you are always greatly welcome to input anything in this thread.Anyway, thanks for your concern and smart choice of chinese 君for 'thee' instead of' 你.I appreciate your penetrating thoughts.:))
Translation is Greek to me, let alone poems of any kind. I admire your passion towards poems and stand afar with great jealousy and respect, hehe. i enjoy lingering in the posts from LSR and you discussing about peotries but dare not intrude into this sacred field for fear that i might play goats of myself in it. You are talented in poetry, more sensive to languages than me. why not try if you are available? i am not good at both languages but i am patient waiting for your great work, anyway.:))
For the Chinese version of ' How i love thee', i am just doubful of the Chinese rendition above which is claimed out of Mr Fang Ping. He is a great translator and i once read his translated version of Romeo and Juliet. Compared with Mr Zhu Shenghao's, Fang's version is more fluent and bold in word choices, hehe.

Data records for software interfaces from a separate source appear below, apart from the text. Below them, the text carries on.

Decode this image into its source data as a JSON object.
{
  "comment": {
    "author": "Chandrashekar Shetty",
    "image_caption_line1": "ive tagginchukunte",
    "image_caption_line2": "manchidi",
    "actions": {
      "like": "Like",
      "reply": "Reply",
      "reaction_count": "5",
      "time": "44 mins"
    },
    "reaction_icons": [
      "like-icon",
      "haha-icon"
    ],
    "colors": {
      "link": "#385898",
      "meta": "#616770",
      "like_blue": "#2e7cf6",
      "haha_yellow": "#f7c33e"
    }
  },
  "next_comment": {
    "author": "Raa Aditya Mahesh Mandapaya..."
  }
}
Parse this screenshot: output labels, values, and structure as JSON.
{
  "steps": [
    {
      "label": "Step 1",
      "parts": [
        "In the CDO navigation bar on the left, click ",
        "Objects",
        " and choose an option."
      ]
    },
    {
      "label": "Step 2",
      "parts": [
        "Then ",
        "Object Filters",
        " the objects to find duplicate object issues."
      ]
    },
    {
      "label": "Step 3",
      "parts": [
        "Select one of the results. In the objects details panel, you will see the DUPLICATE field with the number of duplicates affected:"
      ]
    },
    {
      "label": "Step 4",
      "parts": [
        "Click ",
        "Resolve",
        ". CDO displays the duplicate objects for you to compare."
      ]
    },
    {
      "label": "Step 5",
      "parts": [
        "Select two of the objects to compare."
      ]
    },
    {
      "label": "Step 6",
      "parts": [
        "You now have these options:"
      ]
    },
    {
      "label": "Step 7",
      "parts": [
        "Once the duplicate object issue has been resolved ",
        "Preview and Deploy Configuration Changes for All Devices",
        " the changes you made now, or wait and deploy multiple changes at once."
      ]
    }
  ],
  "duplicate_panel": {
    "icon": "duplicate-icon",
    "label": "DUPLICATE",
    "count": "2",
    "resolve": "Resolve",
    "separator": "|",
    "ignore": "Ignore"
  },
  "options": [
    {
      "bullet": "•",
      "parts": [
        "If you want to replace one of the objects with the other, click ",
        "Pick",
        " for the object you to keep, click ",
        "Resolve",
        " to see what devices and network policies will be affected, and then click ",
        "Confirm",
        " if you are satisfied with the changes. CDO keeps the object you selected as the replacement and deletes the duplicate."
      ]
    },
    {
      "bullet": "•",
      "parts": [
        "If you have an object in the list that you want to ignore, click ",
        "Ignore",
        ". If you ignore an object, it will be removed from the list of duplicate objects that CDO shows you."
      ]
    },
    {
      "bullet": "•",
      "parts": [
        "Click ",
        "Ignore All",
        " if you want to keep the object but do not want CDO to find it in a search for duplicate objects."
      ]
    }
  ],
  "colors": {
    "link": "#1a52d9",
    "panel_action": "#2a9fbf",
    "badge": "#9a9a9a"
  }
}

I do enjoy reading his translations.
But this version differs sharply, and i personally think it is not done by Fang Ping. The sonnet by EElizabeth Barrett Browning
is easy to read and understand, full of musical love . I can taste its beauty but fail to find its Chinese equivalence to express it as gracefully, passionaltely and explicitly as it should be. That's why i am asking help from you:)). Remember, poems can be beautifully translted by poets only?
I hope to try it boldly myself if i calm down and feel available one day. It takes time, maybe centuries.:))